The duration of symptom is the possible prognostic factor in idiopathic macular hole surgery. While several reports revealed that the shorter duration of symptoms was correlated with better postoperative visual improvement,2,13,15,16,23 other reports did not.7,17 Our study result showed that the duration of symptoms was not significantly correlated with postoperative visual improvement. However, an important point regarding this issue is that many patients who suffered from macular hole cannot remember exactly the onset of symptoms especially in elderly patients with a healthy contralateral eye.
Preoperative visual acuity was not a determinant factor of macular hole closure type in our study. Although there has been a controversy over the correlation between preoperative and postoperative visual acuity,2,13,17 our study result did not support the correlation. Other parameters such as age or sex were not associated with the postoperative visual improvement and the type of closure in this study.
In summary, the shorter duration of symptoms is associated with the smaller preoperative macular hole size which, in turn, will probably result in the complete sealing of the macular hole without bare RPE after operation. And the complete sealing of the macular hole without bare RPE is associated with better visual acuity, more visual improvement and less recurrence postoperatively. Our results indicate that the smaller the macular hole, the more likely it will benefit from the surgery. Thus, it is thought that early detection and intervention should be encouraged for patients with full thickness idiopathic macular hole.
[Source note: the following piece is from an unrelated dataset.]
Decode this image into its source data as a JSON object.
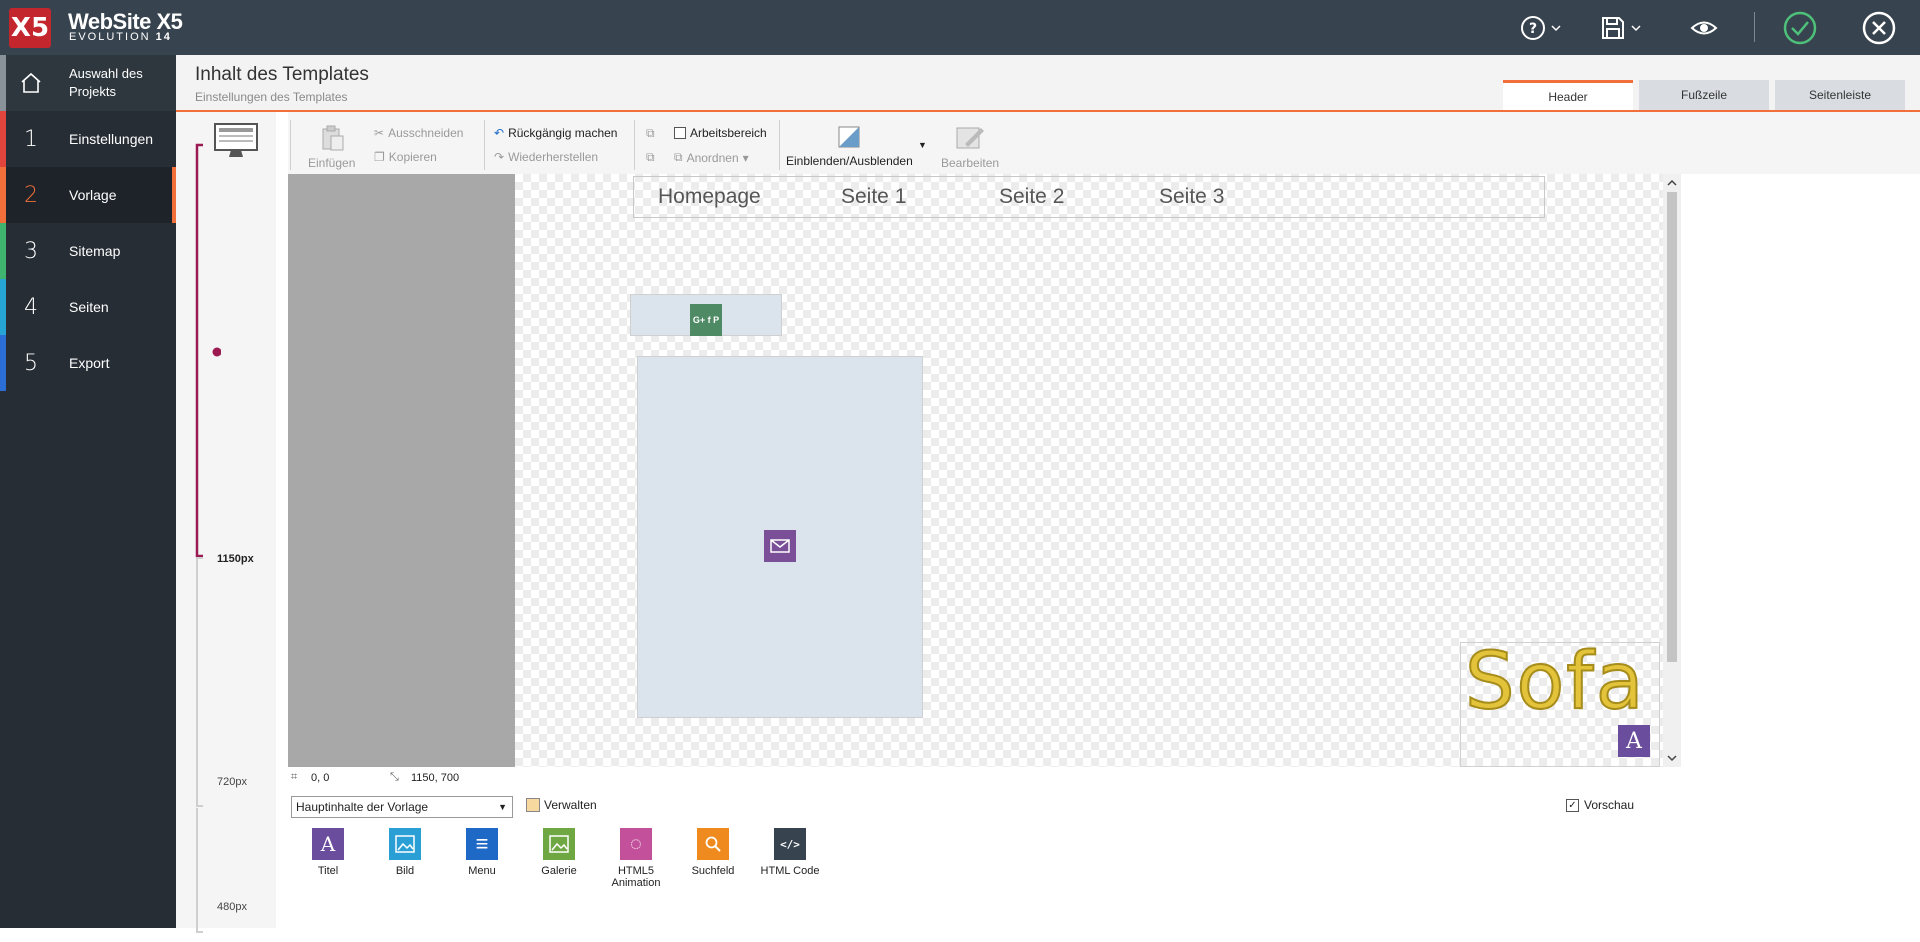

Further studies to promote the complete sealing of macular hole without bare RPE are warranted.